He hires a naive but desperate assistant, Rick (Riz Ahmed) to help him navigate to hot spots to get there before the other “nightcrawlers” do. One of his rivals, played by Bill Paxton, begins to take notice of Bloom’s rising success and competence with the camera. And his willingness to get really close to the story in order to shoot it. Bloom also gets a good reputation with the news station he sells his work to, headed by Nina (Rene Russo). Bloom declines Joe (Paxton)’s offer to join his team, and even does something rather extreme in order to keep an edge over them to get footage before they arrive.

It leads to the heart of the plot, in which Rick and Lou witness a break-in homicide that occurs before police even arrive. Lou enters the house and captures footage from the entire house before the police get there, and sells it to the news station. The story becomes a huge sensation, leading Lou to greater heights. But that’s still not enough for him. He has to finish the story. So he gets Rick to join him in actually following the murderers and tracking them before calling police, and setting up a potential shoot out.

The climax of this film is one of the most intense endings I’ve seen in a long time. It is on par with the level of suspense as “The French Connection”, and it’s refreshing to see a “car chase” that actually feels like you are along for the ride.

While you have to suspend disbelief in following Lou’s exploits (how does he never get pulled over for speeding or get in trouble with the law for impeding on their crime scenes?), Gilroy is not interested in the legality of what Bloom does.

In fact, what Gilroy may even be saying is…that’s what news is. It breaks the law, the boundaries, in order to shock you and entertain you. Because ultimately that’s what news is. It is not reality. Not completely. Because it’s not truly honest. And Bloom is the perfect representation of that. He will go to any length, sacrifice any moral path or sensibility to get what he wants. And what are his consequences?

Well, we get the story. We get the blood and gore and sad and tragic “truth” of the world. But while we see what he shows us and are shocked by the murders, we can’t be any less shocked at what lengths he goes through to get that footage of these horrible crimes. He is the ultimate media darling.

And that’s Gilroy’s ultimate message, and that’s why this is a very strong film. He knows what story he wants to tell and tells it concisely, pulling no punches, and leaving us breathless.

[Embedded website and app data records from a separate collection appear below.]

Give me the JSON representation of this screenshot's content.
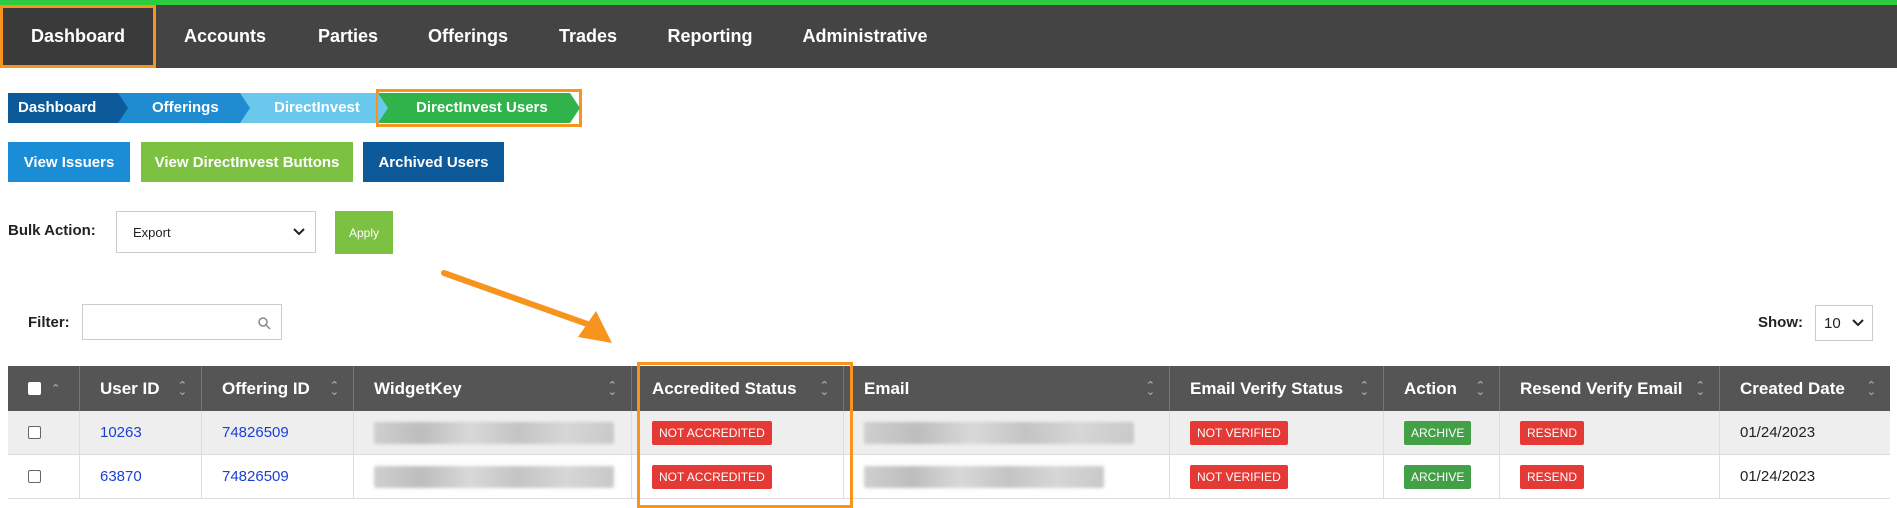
{
  "nav": {
    "items": [
      {
        "label": "Dashboard",
        "active": true
      },
      {
        "label": "Accounts"
      },
      {
        "label": "Parties"
      },
      {
        "label": "Offerings"
      },
      {
        "label": "Trades"
      },
      {
        "label": "Reporting"
      },
      {
        "label": "Administrative"
      }
    ]
  },
  "breadcrumbs": [
    "Dashboard",
    "Offerings",
    "DirectInvest",
    "DirectInvest Users"
  ],
  "actions": {
    "view_issuers": "View Issuers",
    "view_buttons": "View DirectInvest Buttons",
    "archived_users": "Archived Users"
  },
  "bulk": {
    "label": "Bulk Action:",
    "selected": "Export",
    "apply": "Apply"
  },
  "filter": {
    "label": "Filter:",
    "value": ""
  },
  "show": {
    "label": "Show:",
    "value": "10"
  },
  "table": {
    "headers": [
      "User ID",
      "Offering ID",
      "WidgetKey",
      "Accredited Status",
      "Email",
      "Email Verify Status",
      "Action",
      "Resend Verify Email",
      "Created Date"
    ],
    "rows": [
      {
        "user_id": "10263",
        "offering_id": "74826509",
        "accredited": "NOT ACCREDITED",
        "email_verify": "NOT VERIFIED",
        "action": "ARCHIVE",
        "resend": "RESEND",
        "created": "01/24/2023"
      },
      {
        "user_id": "63870",
        "offering_id": "74826509",
        "accredited": "NOT ACCREDITED",
        "email_verify": "NOT VERIFIED",
        "action": "ARCHIVE",
        "resend": "RESEND",
        "created": "01/24/2023"
      }
    ]
  },
  "colors": {
    "nav_bg": "#444444",
    "accent_green": "#2ecc40",
    "highlight_orange": "#f7941d",
    "badge_red": "#e53935",
    "badge_green": "#43a047"
  }
}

It’s something Lou Bloom would be proud of, if not for being caught in the headlights while he witnesses it.

My rating: :D